            Here, Brandon Square claims that the MAC has no plans for the property because the MAC’s witnesses testified that the land would likely be sold with restrictive covenants preventing noncompatible use.  The same testimony also indicated that sale was not a certainty.  Furthermore, the runway is now operating, and the land is a part of the MAC’s development plans.  The taking is required to conveniently ensure land-use conformity with impacts of the existing new runway.  Therefore, the MAC has a specific, immediate need for the property.  As the district court found:

Brandon Square’s analogy overlooks the fact that, in the present case, the condemning authority has identified and implemented a project that directly affects the property sought to be condemned.  Rather than asserting a vague desire to do something with the property at some point in the future, MAC here has articulated a concrete need for some action to be taken.

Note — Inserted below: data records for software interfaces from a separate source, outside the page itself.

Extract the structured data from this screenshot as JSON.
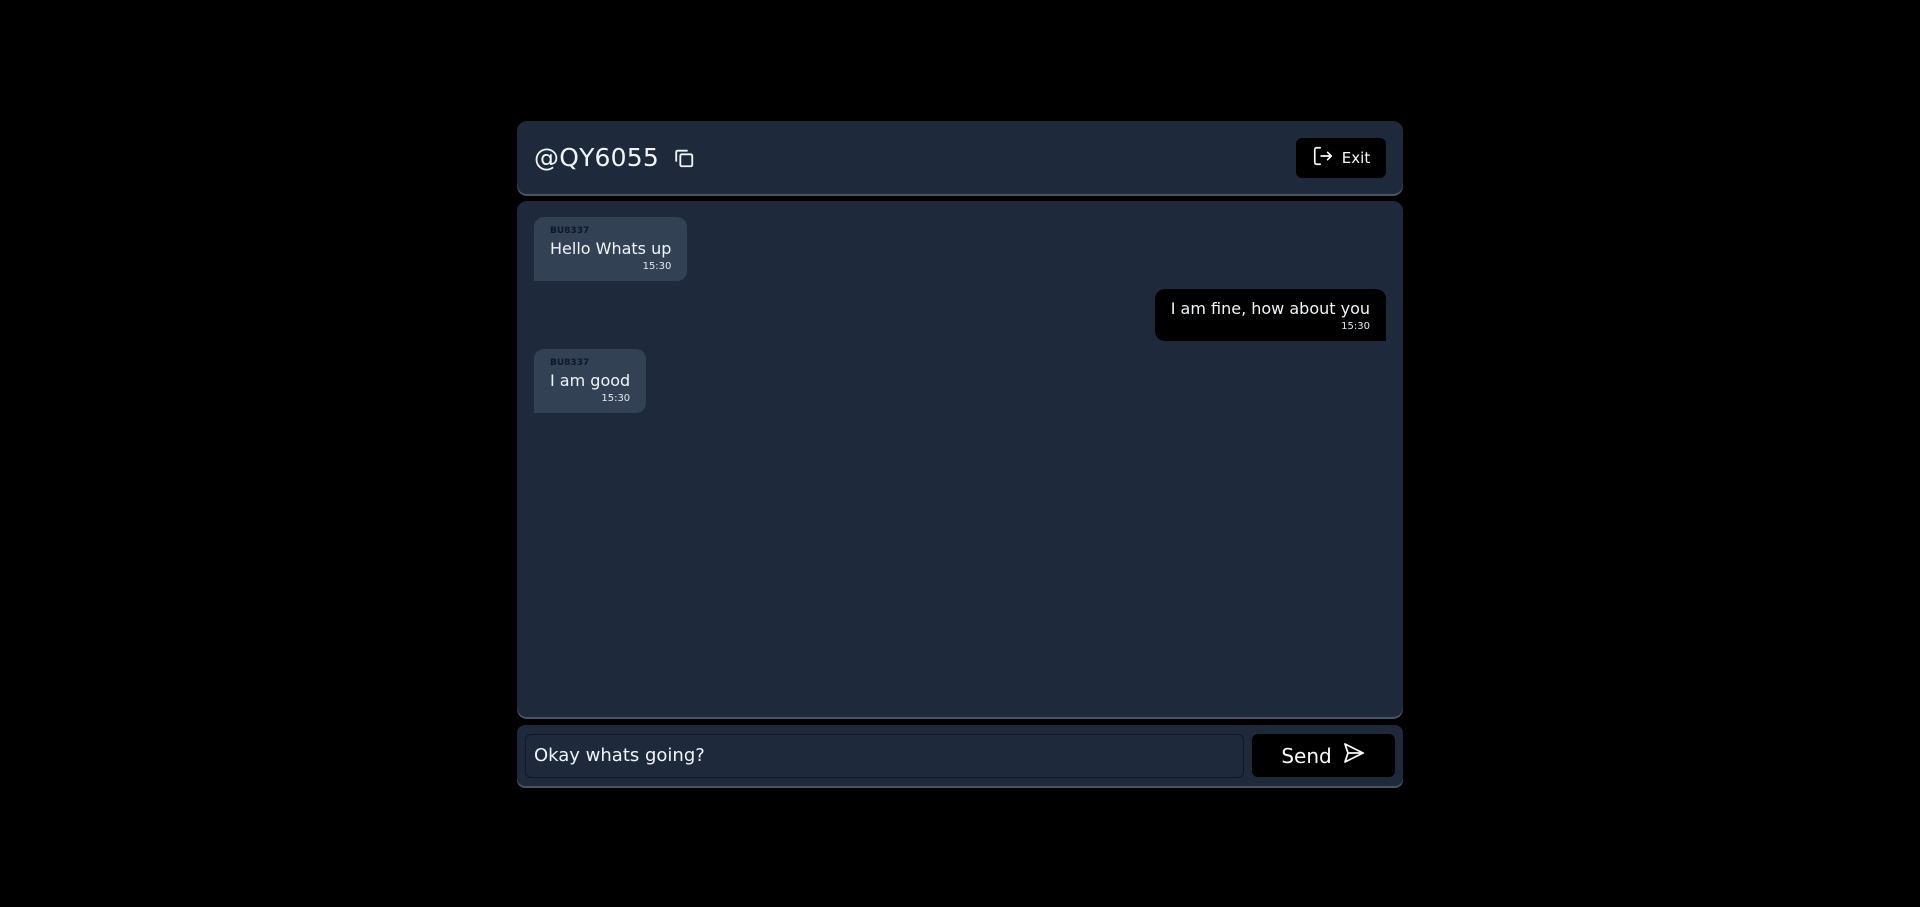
{
  "header": {
    "room_id": "@QY6055",
    "copy_icon": "copy-icon",
    "exit_label": "Exit",
    "exit_icon": "logout-icon"
  },
  "messages": [
    {
      "direction": "incoming",
      "sender": "BU8337",
      "text": "Hello Whats up",
      "time": "15:30"
    },
    {
      "direction": "outgoing",
      "text": "I am fine, how about you",
      "time": "15:30"
    },
    {
      "direction": "incoming",
      "sender": "BU8337",
      "text": "I am good",
      "time": "15:30"
    }
  ],
  "composer": {
    "input_value": "Okay whats going?",
    "send_label": "Send",
    "send_icon": "send-icon"
  },
  "colors": {
    "background": "#000000",
    "panel": "#1e293b",
    "incoming_bubble": "#334155",
    "outgoing_bubble": "#000000",
    "text": "#f1f5f9"
  }
}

            Because we conclude that the MAC’s taking of Brandon Square’s land is not speculative but a reasonably necessary and convenient part of the completed runway project, the MAC has the ability to take the land.  The district court noted the relatively novel concept advanced by Brandon Square that a condemning authority should take only the smallest property interest necessary to achieve the public purpose, but concluded that no basis can be found “in Minnesota law for separating the buildings from the real property on which they sit.  Although such a remedy would no doubt appeal to landowners facing condemnation of their property, its availability will likely need to be the product of legislative action rather than trial court creativity.”  Likewise, the 2006 amendments to the eminent-domain statutes do not require such a precise finding of necessity.  2006 Minn. Laws ch. 214, at 195-206.  We, too, agree that Brandon Square’s desired precision for necessity is best found through legislative processes.